Basking Sharks in Scotland
The world’s second largest shark species migrates through Scottish waters from May to September. These friendly giants aren’t predatory, but that doesn’t stop the experience raising adrenalin levels, especially when a two meter dorsal fin slices through the murky water. Go on a snorkeling expedition off the coast of Oban and you’ll be swimming alongside these 10 meter beasts.
Incredible Cheap Snorkeling with Nurse Sharks in Belize
Getting intimate with sharks is not normally cheap, especially when you consider the medical bills associated with losing a leg. In Belize, for just $40, you can snorkel along Shark Ray Alley, a legendary site where nurse sharks appear at the mere sight of a pair of flippers. While they’re not the largest or most impressive shark on this list, you don’t need any diving or even swimming experience. Some Chinese tourists even jump in the water with a life vest and watch the show.
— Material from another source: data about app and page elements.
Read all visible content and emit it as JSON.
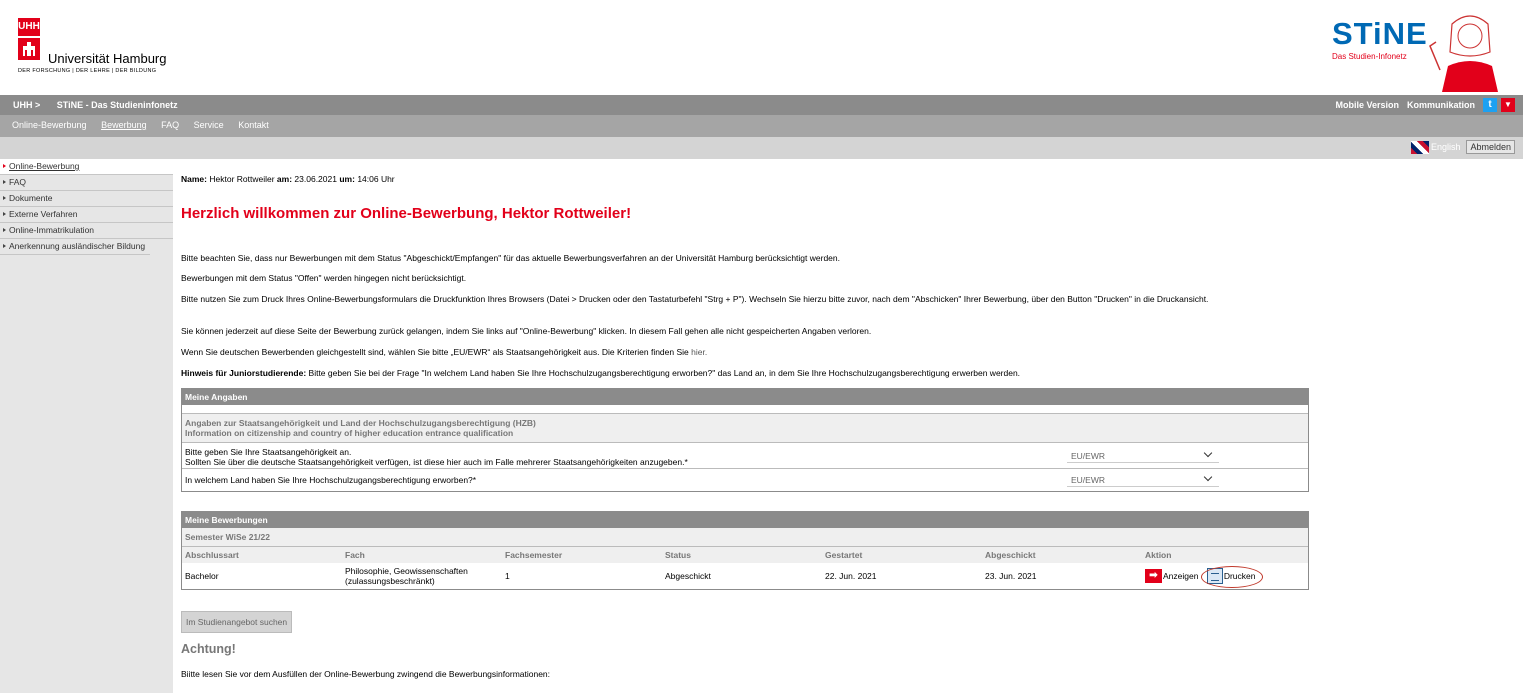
{
  "header": {
    "uhh_badge": "UHH",
    "university": "Universität Hamburg",
    "university_sub": "DER FORSCHUNG | DER LEHRE | DER BILDUNG",
    "stine_title": "STiNE",
    "stine_sub": "Das Studien-Infonetz"
  },
  "topbar": {
    "crumb_uhh": "UHH >",
    "crumb_stine": "STiNE - Das Studieninfonetz",
    "mobile": "Mobile Version",
    "kommunikation": "Kommunikation"
  },
  "nav": {
    "items": [
      "Online-Bewerbung",
      "Bewerbung",
      "FAQ",
      "Service",
      "Kontakt"
    ]
  },
  "langbar": {
    "english": "English",
    "logout": "Abmelden"
  },
  "sidebar": {
    "items": [
      "Online-Bewerbung",
      "FAQ",
      "Dokumente",
      "Externe Verfahren",
      "Online-Immatrikulation",
      "Anerkennung ausländischer Bildung"
    ]
  },
  "main": {
    "name_label": "Name:",
    "name_value": "Hektor Rottweiler",
    "am_label": "am:",
    "date_value": "23.06.2021",
    "um_label": "um:",
    "time_value": "14:06 Uhr",
    "welcome": "Herzlich willkommen zur Online-Bewerbung, Hektor Rottweiler!",
    "p1": "Bitte beachten Sie, dass nur Bewerbungen mit dem Status \"Abgeschickt/Empfangen\" für das aktuelle Bewerbungsverfahren an der Universität Hamburg berücksichtigt werden.",
    "p2": "Bewerbungen mit dem Status \"Offen\" werden hingegen nicht berücksichtigt.",
    "p3": "Bitte nutzen Sie zum Druck Ihres Online-Bewerbungsformulars die Druckfunktion Ihres Browsers (Datei > Drucken oder den Tastaturbefehl \"Strg + P\"). Wechseln Sie hierzu bitte zuvor, nach dem \"Abschicken\" Ihrer Bewerbung, über den Button \"Drucken\" in die Druckansicht.",
    "p4": "Sie können jederzeit auf diese Seite der Bewerbung zurück gelangen, indem Sie links auf \"Online-Bewerbung\" klicken. In diesem Fall gehen alle nicht gespeicherten Angaben verloren.",
    "p5": "Wenn Sie deutschen Bewerbenden gleichgestellt sind, wählen Sie bitte „EU/EWR“ als Staatsangehörigkeit aus. Die Kriterien finden Sie",
    "p5_link": "hier.",
    "p6_bold": "Hinweis für Juniorstudierende:",
    "p6": "Bitte geben Sie bei der Frage \"In welchem Land haben Sie Ihre Hochschulzugangsberechtigung erworben?\" das Land an, in dem Sie Ihre Hochschulzugangsberechtigung erwerben werden."
  },
  "angaben": {
    "title": "Meine Angaben",
    "section_line1": "Angaben zur Staatsangehörigkeit und Land der Hochschulzugangsberechtigung (HZB)",
    "section_line2": "Information on citizenship and country of higher education entrance qualification",
    "q1_line1": "Bitte geben Sie Ihre Staatsangehörigkeit an.",
    "q1_line2": "Sollten Sie über die deutsche Staatsangehörigkeit verfügen, ist diese hier auch im Falle mehrerer Staatsangehörigkeiten anzugeben.*",
    "q1_value": "EU/EWR",
    "q2": "In welchem Land haben Sie Ihre Hochschulzugangsberechtigung erworben?*",
    "q2_value": "EU/EWR"
  },
  "bewerbungen": {
    "title": "Meine Bewerbungen",
    "semester": "Semester WiSe 21/22",
    "columns": [
      "Abschlussart",
      "Fach",
      "Fachsemester",
      "Status",
      "Gestartet",
      "Abgeschickt",
      "Aktion"
    ],
    "row": {
      "abschlussart": "Bachelor",
      "fach_line1": "Philosophie, Geowissenschaften",
      "fach_line2": "(zulassungsbeschränkt)",
      "fachsemester": "1",
      "status": "Abgeschickt",
      "gestartet": "22. Jun. 2021",
      "abgeschickt": "23. Jun. 2021",
      "anzeigen": "Anzeigen",
      "drucken": "Drucken"
    }
  },
  "footer": {
    "search_button": "Im Studienangebot suchen",
    "achtung": "Achtung!",
    "achtung_text": "Biitte lesen Sie vor dem Ausfüllen der Online-Bewerbung zwingend die Bewerbungsinformationen:"
  }
}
Hammerhead Gangs Around the Galapagos Islands
The hammerheads of the Galapagos are intrigued by divers. They sniff around, poking their nose towards tanks and wondering where these strange ungraceful swimmers came from. Schools of over 100 hammerheads won’t just swim past waving hello. They’ll stop and swarm around divers, inspecting the potential dinner menu and then moving on. At least, that’s what they currently do. Surely you can’t keep tempting predators like this?
A range of Galapagos dive operators offer this trip.
Gray Reef Sharks on Palau
Immense gray reef sharks lounge around the tropical water of Palau, seemingly uninterested in divers but always ready to snap off a bloody tuna corpse that’s floating through the water. A gray reef shark confirms all preconceptions about the ocean’s greatest predator. It’s large, swift, and unpredictable, staring you straight in the eyes and then whipping around to approach from behind. Don’t trust them. Just marvel at their prehistoric beauty before drinking cocktails in coconuts to reduce the heart beat.
Thresher Sharks in the Philippines
Most of this list offers almost guaranteed shark sightings. So let’s finish with something completely offbeat and obscure. Most professional divers will go a lifetime without seeing a thresher shark, and you’ll need to commit for a few days to see their giant hulk in the murky waters of Monad Shoal. Descend to a platform and wait. Keep waiting. Then ascend and come back tomorrow. But this time, pairs of humongous dark eyes dance through the green water and the deep water threshers pass before inspired eyes. They put on a show, gliding around the shallow waters before returning to the depths.